▸ WHAT NEEDS TO BE DONE: Give every entry again, exactly.

▸ DATA FOR PROCESSING:
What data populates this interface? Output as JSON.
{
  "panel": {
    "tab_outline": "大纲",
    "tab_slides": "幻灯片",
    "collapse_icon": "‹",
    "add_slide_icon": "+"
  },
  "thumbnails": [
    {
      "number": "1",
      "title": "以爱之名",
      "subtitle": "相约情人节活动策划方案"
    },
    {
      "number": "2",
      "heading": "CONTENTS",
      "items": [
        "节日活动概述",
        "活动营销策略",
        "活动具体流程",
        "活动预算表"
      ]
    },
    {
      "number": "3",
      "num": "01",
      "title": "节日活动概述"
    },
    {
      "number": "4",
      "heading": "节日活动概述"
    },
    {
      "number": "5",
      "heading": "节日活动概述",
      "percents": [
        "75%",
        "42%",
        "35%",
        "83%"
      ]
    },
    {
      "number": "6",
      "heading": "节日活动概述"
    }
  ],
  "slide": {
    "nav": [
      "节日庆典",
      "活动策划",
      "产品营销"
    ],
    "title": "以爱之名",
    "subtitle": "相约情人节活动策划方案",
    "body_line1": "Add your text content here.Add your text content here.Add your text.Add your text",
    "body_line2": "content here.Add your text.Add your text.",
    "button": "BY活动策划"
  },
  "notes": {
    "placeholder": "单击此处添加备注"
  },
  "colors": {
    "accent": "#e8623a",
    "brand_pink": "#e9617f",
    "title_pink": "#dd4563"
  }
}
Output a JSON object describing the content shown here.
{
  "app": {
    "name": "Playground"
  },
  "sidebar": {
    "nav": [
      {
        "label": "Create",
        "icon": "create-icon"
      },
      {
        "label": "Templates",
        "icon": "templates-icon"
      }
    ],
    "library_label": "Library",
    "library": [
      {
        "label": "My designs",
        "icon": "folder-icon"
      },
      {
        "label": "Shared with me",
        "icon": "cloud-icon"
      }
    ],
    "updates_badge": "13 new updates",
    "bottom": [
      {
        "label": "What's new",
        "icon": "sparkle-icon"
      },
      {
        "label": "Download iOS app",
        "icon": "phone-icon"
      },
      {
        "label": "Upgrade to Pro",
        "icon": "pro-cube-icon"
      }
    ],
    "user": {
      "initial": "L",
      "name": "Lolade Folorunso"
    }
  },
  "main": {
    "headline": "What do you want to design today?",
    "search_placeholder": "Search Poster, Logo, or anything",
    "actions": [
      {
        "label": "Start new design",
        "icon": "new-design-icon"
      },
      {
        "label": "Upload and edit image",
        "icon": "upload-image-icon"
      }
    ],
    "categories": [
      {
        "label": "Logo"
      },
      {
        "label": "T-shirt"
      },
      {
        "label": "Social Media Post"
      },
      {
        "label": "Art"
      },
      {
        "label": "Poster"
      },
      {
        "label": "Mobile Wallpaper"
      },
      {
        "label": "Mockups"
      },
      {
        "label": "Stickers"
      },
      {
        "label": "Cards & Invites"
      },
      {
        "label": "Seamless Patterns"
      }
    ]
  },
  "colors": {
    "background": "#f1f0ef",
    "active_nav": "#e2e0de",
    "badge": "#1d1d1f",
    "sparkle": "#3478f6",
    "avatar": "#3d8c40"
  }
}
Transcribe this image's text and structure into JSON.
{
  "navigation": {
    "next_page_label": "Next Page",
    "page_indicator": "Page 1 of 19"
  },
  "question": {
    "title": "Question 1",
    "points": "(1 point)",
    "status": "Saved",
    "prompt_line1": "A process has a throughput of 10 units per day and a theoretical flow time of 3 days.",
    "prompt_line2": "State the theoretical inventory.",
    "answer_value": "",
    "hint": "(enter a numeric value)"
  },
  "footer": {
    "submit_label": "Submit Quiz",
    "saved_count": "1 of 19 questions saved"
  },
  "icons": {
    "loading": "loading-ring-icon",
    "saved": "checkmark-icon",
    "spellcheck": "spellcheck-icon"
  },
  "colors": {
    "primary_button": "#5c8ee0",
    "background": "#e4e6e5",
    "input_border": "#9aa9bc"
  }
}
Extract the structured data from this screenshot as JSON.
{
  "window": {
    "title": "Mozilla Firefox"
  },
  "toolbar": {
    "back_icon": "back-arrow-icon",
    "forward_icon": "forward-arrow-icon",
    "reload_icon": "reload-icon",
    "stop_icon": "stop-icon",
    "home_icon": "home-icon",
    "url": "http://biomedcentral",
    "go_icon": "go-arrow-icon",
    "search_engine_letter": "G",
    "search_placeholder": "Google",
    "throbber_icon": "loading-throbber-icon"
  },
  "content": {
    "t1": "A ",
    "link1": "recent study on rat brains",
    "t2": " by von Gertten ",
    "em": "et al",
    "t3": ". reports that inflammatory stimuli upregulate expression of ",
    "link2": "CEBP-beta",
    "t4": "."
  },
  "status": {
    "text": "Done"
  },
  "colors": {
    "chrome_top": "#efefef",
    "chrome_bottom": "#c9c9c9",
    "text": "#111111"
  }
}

▸ RESPONSE:
What data populates this interface? Output as JSON.
{
  "panel": {
    "tab_outline": "大纲",
    "tab_slides": "幻灯片",
    "collapse_icon": "‹",
    "add_slide_icon": "+"
  },
  "thumbnails": [
    {
      "number": "1",
      "title": "以爱之名",
      "subtitle": "相约情人节活动策划方案"
    },
    {
      "number": "2",
      "heading": "CONTENTS",
      "items": [
        "节日活动概述",
        "活动营销策略",
        "活动具体流程",
        "活动预算表"
      ]
    },
    {
      "number": "3",
      "num": "01",
      "title": "节日活动概述"
    },
    {
      "number": "4",
      "heading": "节日活动概述"
    },
    {
      "number": "5",
      "heading": "节日活动概述",
      "percents": [
        "75%",
        "42%",
        "35%",
        "83%"
      ]
    },
    {
      "number": "6",
      "heading": "节日活动概述"
    }
  ],
  "slide": {
    "nav": [
      "节日庆典",
      "活动策划",
      "产品营销"
    ],
    "title": "以爱之名",
    "subtitle": "相约情人节活动策划方案",
    "body_line1": "Add your text content here.Add your text content here.Add your text.Add your text",
    "body_line2": "content here.Add your text.Add your text.",
    "button": "BY活动策划"
  },
  "notes": {
    "placeholder": "单击此处添加备注"
  },
  "colors": {
    "accent": "#e8623a",
    "brand_pink": "#e9617f",
    "title_pink": "#dd4563"
  }
}
Output a JSON object describing the content shown here.
{
  "app": {
    "name": "Playground"
  },
  "sidebar": {
    "nav": [
      {
        "label": "Create",
        "icon": "create-icon"
      },
      {
        "label": "Templates",
        "icon": "templates-icon"
      }
    ],
    "library_label": "Library",
    "library": [
      {
        "label": "My designs",
        "icon": "folder-icon"
      },
      {
        "label": "Shared with me",
        "icon": "cloud-icon"
      }
    ],
    "updates_badge": "13 new updates",
    "bottom": [
      {
        "label": "What's new",
        "icon": "sparkle-icon"
      },
      {
        "label": "Download iOS app",
        "icon": "phone-icon"
      },
      {
        "label": "Upgrade to Pro",
        "icon": "pro-cube-icon"
      }
    ],
    "user": {
      "initial": "L",
      "name": "Lolade Folorunso"
    }
  },
  "main": {
    "headline": "What do you want to design today?",
    "search_placeholder": "Search Poster, Logo, or anything",
    "actions": [
      {
        "label": "Start new design",
        "icon": "new-design-icon"
      },
      {
        "label": "Upload and edit image",
        "icon": "upload-image-icon"
      }
    ],
    "categories": [
      {
        "label": "Logo"
      },
      {
        "label": "T-shirt"
      },
      {
        "label": "Social Media Post"
      },
      {
        "label": "Art"
      },
      {
        "label": "Poster"
      },
      {
        "label": "Mobile Wallpaper"
      },
      {
        "label": "Mockups"
      },
      {
        "label": "Stickers"
      },
      {
        "label": "Cards & Invites"
      },
      {
        "label": "Seamless Patterns"
      }
    ]
  },
  "colors": {
    "background": "#f1f0ef",
    "active_nav": "#e2e0de",
    "badge": "#1d1d1f",
    "sparkle": "#3478f6",
    "avatar": "#3d8c40"
  }
}
Transcribe this image's text and structure into JSON.
{
  "navigation": {
    "next_page_label": "Next Page",
    "page_indicator": "Page 1 of 19"
  },
  "question": {
    "title": "Question 1",
    "points": "(1 point)",
    "status": "Saved",
    "prompt_line1": "A process has a throughput of 10 units per day and a theoretical flow time of 3 days.",
    "prompt_line2": "State the theoretical inventory.",
    "answer_value": "",
    "hint": "(enter a numeric value)"
  },
  "footer": {
    "submit_label": "Submit Quiz",
    "saved_count": "1 of 19 questions saved"
  },
  "icons": {
    "loading": "loading-ring-icon",
    "saved": "checkmark-icon",
    "spellcheck": "spellcheck-icon"
  },
  "colors": {
    "primary_button": "#5c8ee0",
    "background": "#e4e6e5",
    "input_border": "#9aa9bc"
  }
}
Extract the structured data from this screenshot as JSON.
{
  "window": {
    "title": "Mozilla Firefox"
  },
  "toolbar": {
    "back_icon": "back-arrow-icon",
    "forward_icon": "forward-arrow-icon",
    "reload_icon": "reload-icon",
    "stop_icon": "stop-icon",
    "home_icon": "home-icon",
    "url": "http://biomedcentral",
    "go_icon": "go-arrow-icon",
    "search_engine_letter": "G",
    "search_placeholder": "Google",
    "throbber_icon": "loading-throbber-icon"
  },
  "content": {
    "t1": "A ",
    "link1": "recent study on rat brains",
    "t2": " by von Gertten ",
    "em": "et al",
    "t3": ". reports that inflammatory stimuli upregulate expression of ",
    "link2": "CEBP-beta",
    "t4": "."
  },
  "status": {
    "text": "Done"
  },
  "colors": {
    "chrome_top": "#efefef",
    "chrome_bottom": "#c9c9c9",
    "text": "#111111"
  }
}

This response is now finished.